Task goal | This exercise calls for the records to be returned exactly, with images removed.

Dataset rows describing interfaces |
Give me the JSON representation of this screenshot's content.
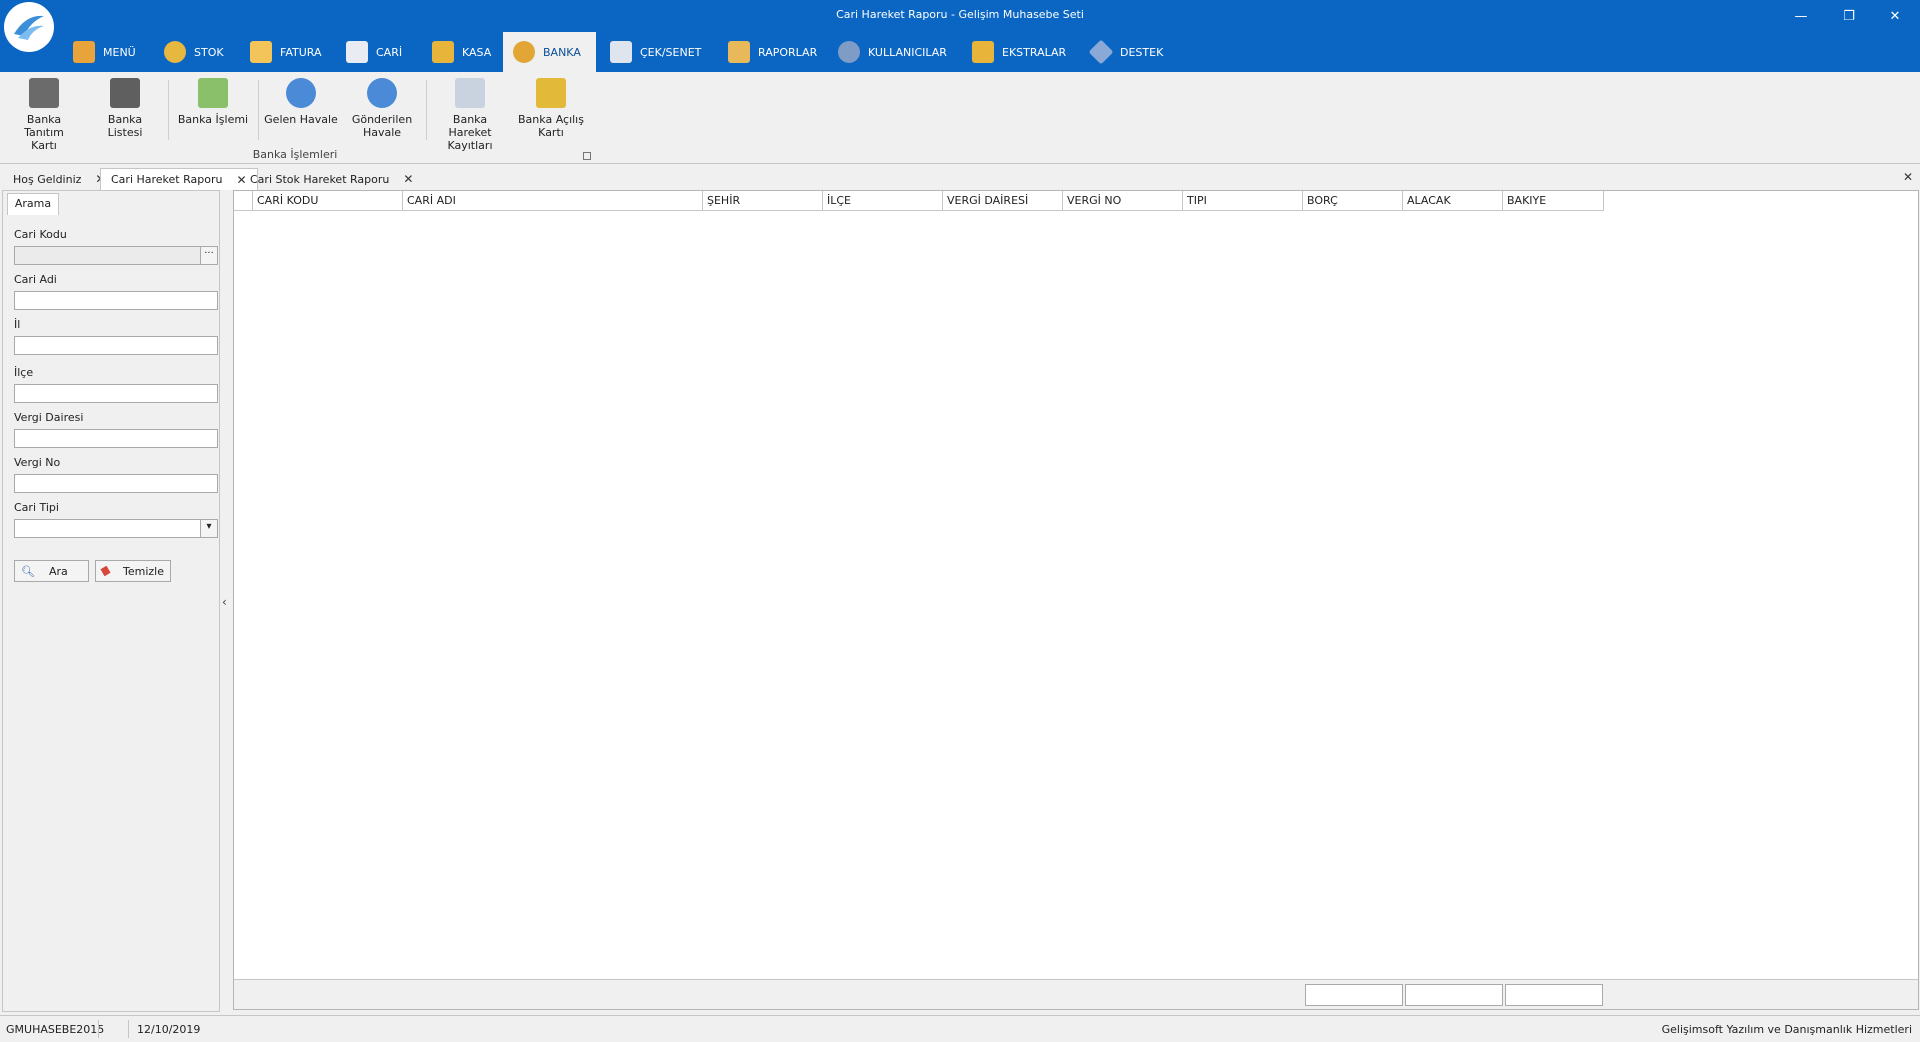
{
  "window": {
    "title": "Cari Hareket Raporu - Gelişim Muhasebe Seti",
    "minimize": "—",
    "restore": "❐",
    "close": "✕"
  },
  "menu_tabs": [
    {
      "label": "MENÜ",
      "icon": "home-icon",
      "color": "#e8a33a"
    },
    {
      "label": "STOK",
      "icon": "stack-icon",
      "color": "#e6b840"
    },
    {
      "label": "FATURA",
      "icon": "invoice-icon",
      "color": "#f2c45a"
    },
    {
      "label": "CARİ",
      "icon": "contact-card-icon",
      "color": "#e9edf3"
    },
    {
      "label": "KASA",
      "icon": "cashbox-icon",
      "color": "#e8b53a"
    },
    {
      "label": "BANKA",
      "icon": "bank-coin-icon",
      "color": "#e1a635"
    },
    {
      "label": "ÇEK/SENET",
      "icon": "document-icon",
      "color": "#dfe5ee"
    },
    {
      "label": "RAPORLAR",
      "icon": "clipboard-icon",
      "color": "#e8b95a"
    },
    {
      "label": "KULLANICILAR",
      "icon": "users-icon",
      "color": "#7f9cc6"
    },
    {
      "label": "EKSTRALAR",
      "icon": "jar-icon",
      "color": "#e8b53a"
    },
    {
      "label": "DESTEK",
      "icon": "tag-icon",
      "color": "#8aa9d6"
    }
  ],
  "ribbon": {
    "group_label": "Banka İşlemleri",
    "buttons": [
      {
        "line1": "Banka Tanıtım",
        "line2": "Kartı",
        "icon": "bank-card-icon",
        "color": "#6b6b6b"
      },
      {
        "line1": "Banka Listesi",
        "line2": "",
        "icon": "bank-list-icon",
        "color": "#5f5f5f"
      },
      {
        "line1": "Banka İşlemi",
        "line2": "",
        "icon": "money-icon",
        "color": "#8ac06a"
      },
      {
        "line1": "Gelen Havale",
        "line2": "",
        "icon": "incoming-transfer-icon",
        "color": "#4b8ad6"
      },
      {
        "line1": "Gönderilen",
        "line2": "Havale",
        "icon": "outgoing-transfer-icon",
        "color": "#4b8ad6"
      },
      {
        "line1": "Banka Hareket",
        "line2": "Kayıtları",
        "icon": "bank-records-icon",
        "color": "#c9d3e0"
      },
      {
        "line1": "Banka Açılış",
        "line2": "Kartı",
        "icon": "bank-opening-icon",
        "color": "#e3b93a"
      }
    ]
  },
  "doc_tabs": [
    {
      "label": "Hoş Geldiniz"
    },
    {
      "label": "Cari Hareket Raporu"
    },
    {
      "label": "Cari Stok Hareket Raporu"
    }
  ],
  "search_panel": {
    "tab": "Arama",
    "fields": {
      "cari_kodu": {
        "label": "Cari Kodu",
        "value": ""
      },
      "cari_adi": {
        "label": "Cari Adi",
        "value": ""
      },
      "il": {
        "label": "İl",
        "value": ""
      },
      "ilce": {
        "label": "İlçe",
        "value": ""
      },
      "vergi_dairesi": {
        "label": "Vergi Dairesi",
        "value": ""
      },
      "vergi_no": {
        "label": "Vergi No",
        "value": ""
      },
      "cari_tipi": {
        "label": "Cari Tipi",
        "value": ""
      }
    },
    "search_button": "Ara",
    "clear_button": "Temizle"
  },
  "grid": {
    "columns": [
      "CARİ KODU",
      "CARİ ADI",
      "ŞEHİR",
      "İLÇE",
      "VERGİ DAİRESİ",
      "VERGİ NO",
      "TIPI",
      "BORÇ",
      "ALACAK",
      "BAKIYE"
    ],
    "rows": []
  },
  "status_bar": {
    "db": "GMUHASEBE2015",
    "date": "12/10/2019",
    "company": "Gelişimsoft Yazılım ve Danışmanlık Hizmetleri"
  }
}
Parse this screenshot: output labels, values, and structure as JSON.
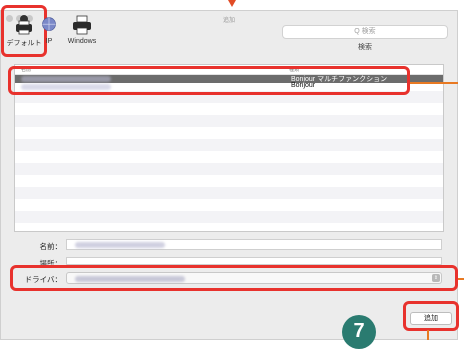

Answer for the task |
Give me the JSON representation of this screenshot's content.
{
  "window": {
    "title": "Cari Hareket Raporu - Gelişim Muhasebe Seti",
    "minimize": "—",
    "restore": "❐",
    "close": "✕"
  },
  "menu_tabs": [
    {
      "label": "MENÜ",
      "icon": "home-icon",
      "color": "#e8a33a"
    },
    {
      "label": "STOK",
      "icon": "stack-icon",
      "color": "#e6b840"
    },
    {
      "label": "FATURA",
      "icon": "invoice-icon",
      "color": "#f2c45a"
    },
    {
      "label": "CARİ",
      "icon": "contact-card-icon",
      "color": "#e9edf3"
    },
    {
      "label": "KASA",
      "icon": "cashbox-icon",
      "color": "#e8b53a"
    },
    {
      "label": "BANKA",
      "icon": "bank-coin-icon",
      "color": "#e1a635"
    },
    {
      "label": "ÇEK/SENET",
      "icon": "document-icon",
      "color": "#dfe5ee"
    },
    {
      "label": "RAPORLAR",
      "icon": "clipboard-icon",
      "color": "#e8b95a"
    },
    {
      "label": "KULLANICILAR",
      "icon": "users-icon",
      "color": "#7f9cc6"
    },
    {
      "label": "EKSTRALAR",
      "icon": "jar-icon",
      "color": "#e8b53a"
    },
    {
      "label": "DESTEK",
      "icon": "tag-icon",
      "color": "#8aa9d6"
    }
  ],
  "ribbon": {
    "group_label": "Banka İşlemleri",
    "buttons": [
      {
        "line1": "Banka Tanıtım",
        "line2": "Kartı",
        "icon": "bank-card-icon",
        "color": "#6b6b6b"
      },
      {
        "line1": "Banka Listesi",
        "line2": "",
        "icon": "bank-list-icon",
        "color": "#5f5f5f"
      },
      {
        "line1": "Banka İşlemi",
        "line2": "",
        "icon": "money-icon",
        "color": "#8ac06a"
      },
      {
        "line1": "Gelen Havale",
        "line2": "",
        "icon": "incoming-transfer-icon",
        "color": "#4b8ad6"
      },
      {
        "line1": "Gönderilen",
        "line2": "Havale",
        "icon": "outgoing-transfer-icon",
        "color": "#4b8ad6"
      },
      {
        "line1": "Banka Hareket",
        "line2": "Kayıtları",
        "icon": "bank-records-icon",
        "color": "#c9d3e0"
      },
      {
        "line1": "Banka Açılış",
        "line2": "Kartı",
        "icon": "bank-opening-icon",
        "color": "#e3b93a"
      }
    ]
  },
  "doc_tabs": [
    {
      "label": "Hoş Geldiniz"
    },
    {
      "label": "Cari Hareket Raporu"
    },
    {
      "label": "Cari Stok Hareket Raporu"
    }
  ],
  "search_panel": {
    "tab": "Arama",
    "fields": {
      "cari_kodu": {
        "label": "Cari Kodu",
        "value": ""
      },
      "cari_adi": {
        "label": "Cari Adi",
        "value": ""
      },
      "il": {
        "label": "İl",
        "value": ""
      },
      "ilce": {
        "label": "İlçe",
        "value": ""
      },
      "vergi_dairesi": {
        "label": "Vergi Dairesi",
        "value": ""
      },
      "vergi_no": {
        "label": "Vergi No",
        "value": ""
      },
      "cari_tipi": {
        "label": "Cari Tipi",
        "value": ""
      }
    },
    "search_button": "Ara",
    "clear_button": "Temizle"
  },
  "grid": {
    "columns": [
      "CARİ KODU",
      "CARİ ADI",
      "ŞEHİR",
      "İLÇE",
      "VERGİ DAİRESİ",
      "VERGİ NO",
      "TIPI",
      "BORÇ",
      "ALACAK",
      "BAKIYE"
    ],
    "rows": []
  },
  "status_bar": {
    "db": "GMUHASEBE2015",
    "date": "12/10/2019",
    "company": "Gelişimsoft Yazılım ve Danışmanlık Hizmetleri"
  }
}
Parse this screenshot: output labels, values, and structure as JSON.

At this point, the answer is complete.